> [EXERCISE PROMPT]:
For the string "name", state how many lines of the data hold it. Give nothing besides the number.

> [SUPPLIED DATA]:

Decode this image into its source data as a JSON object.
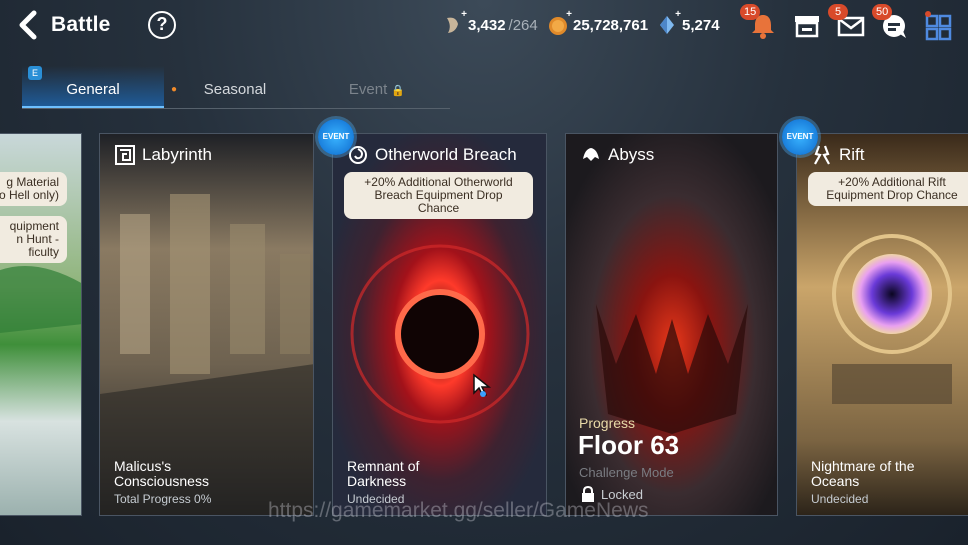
{
  "header": {
    "title": "Battle",
    "help_label": "?",
    "stamina": "3,432",
    "stamina_max": "/264",
    "gold": "25,728,761",
    "crystals": "5,274",
    "notifications_badge": "15",
    "mail_badge": "5",
    "chat_badge": "50"
  },
  "tabs": [
    {
      "label": "General",
      "mark": "E"
    },
    {
      "label": "Seasonal"
    },
    {
      "label": "Event",
      "lock": "🔒"
    }
  ],
  "cards": {
    "hell": {
      "bonus1": "g Material\no Hell only)",
      "bonus2": "quipment\nn Hunt -\nficulty"
    },
    "labyrinth": {
      "title": "Labyrinth",
      "name": "Malicus's\nConsciousness",
      "sub": "Total Progress 0%"
    },
    "breach": {
      "badge": "EVENT",
      "title": "Otherworld Breach",
      "bonus": "+20% Additional Otherworld\nBreach Equipment Drop\nChance",
      "name": "Remnant of\nDarkness",
      "sub": "Undecided"
    },
    "abyss": {
      "title": "Abyss",
      "progress_label": "Progress",
      "floor": "Floor 63",
      "mode": "Challenge Mode",
      "status": "Locked"
    },
    "rift": {
      "badge": "EVENT",
      "title": "Rift",
      "bonus": "+20% Additional Rift\nEquipment Drop Chance",
      "name": "Nightmare of the\nOceans",
      "sub": "Undecided"
    }
  },
  "watermark": "https://gamemarket.gg/seller/GameNews",
  "colors": {
    "accent": "#1f5a96",
    "badge": "#d84a2a",
    "event": "#1a7fdc"
  }
}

> [EXERCISE ANSWER]:
3